Cape Cod Spring
Spring comes late to the Cape because the ocean is so cold. But it’s worth the wait. Especially after a frozen winter with an enormous amount of snow. The trees that were black skeletons against the stark white of snow and the gray sky, are putting out their baby leaves. Viburnum and lilacs scent the air while daffodils and forsythia, as yellow as the sun, brighten the days. Ornamental cherry trees bloom in sweetheart pink then cover the ground like snow with their soft petals. A pair of Canadian geese glide together on the pond, turtles climb on the log to sun themselves, and bull frogs serenade the evenings.
Dawn—announced by a cacophony of birdsong—is early on this strip of land, farther east than most of the coast. The sun rose at 5:16 this morning, and so did Livia, my cat. There is a nest of Eastern Phoebes tucked into the corner under the deck. Livia approaches on tiptoe and peers through the boards above the nest like an expectant grandmother. She checks on them several times a day.

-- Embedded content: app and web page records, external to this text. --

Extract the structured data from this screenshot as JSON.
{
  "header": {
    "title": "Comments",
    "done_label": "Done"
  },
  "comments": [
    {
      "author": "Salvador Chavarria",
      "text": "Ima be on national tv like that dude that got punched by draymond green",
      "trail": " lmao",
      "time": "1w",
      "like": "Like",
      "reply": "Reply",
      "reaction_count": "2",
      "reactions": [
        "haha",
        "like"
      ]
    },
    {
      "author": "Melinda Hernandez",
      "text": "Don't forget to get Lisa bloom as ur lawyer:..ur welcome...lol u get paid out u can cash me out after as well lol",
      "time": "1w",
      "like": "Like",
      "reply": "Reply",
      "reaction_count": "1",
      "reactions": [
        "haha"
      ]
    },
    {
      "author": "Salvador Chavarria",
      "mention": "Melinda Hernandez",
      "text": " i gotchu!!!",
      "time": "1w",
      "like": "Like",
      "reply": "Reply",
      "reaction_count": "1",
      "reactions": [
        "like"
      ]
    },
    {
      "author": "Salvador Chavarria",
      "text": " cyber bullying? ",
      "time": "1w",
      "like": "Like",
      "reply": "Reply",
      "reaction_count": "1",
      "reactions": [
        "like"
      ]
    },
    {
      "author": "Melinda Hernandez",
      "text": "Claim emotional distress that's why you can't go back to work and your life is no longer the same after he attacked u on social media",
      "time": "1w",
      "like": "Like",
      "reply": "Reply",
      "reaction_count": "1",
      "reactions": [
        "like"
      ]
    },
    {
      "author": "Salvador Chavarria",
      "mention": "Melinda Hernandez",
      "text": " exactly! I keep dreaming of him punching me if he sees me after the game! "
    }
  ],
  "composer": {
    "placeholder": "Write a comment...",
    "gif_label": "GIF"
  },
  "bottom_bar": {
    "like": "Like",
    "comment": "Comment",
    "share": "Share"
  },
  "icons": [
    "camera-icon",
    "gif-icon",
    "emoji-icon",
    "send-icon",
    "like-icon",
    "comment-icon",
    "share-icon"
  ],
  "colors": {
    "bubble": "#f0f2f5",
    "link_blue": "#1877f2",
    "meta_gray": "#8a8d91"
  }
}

Science has been removing mystery from our lives. Spring—in all its glory—brings it back.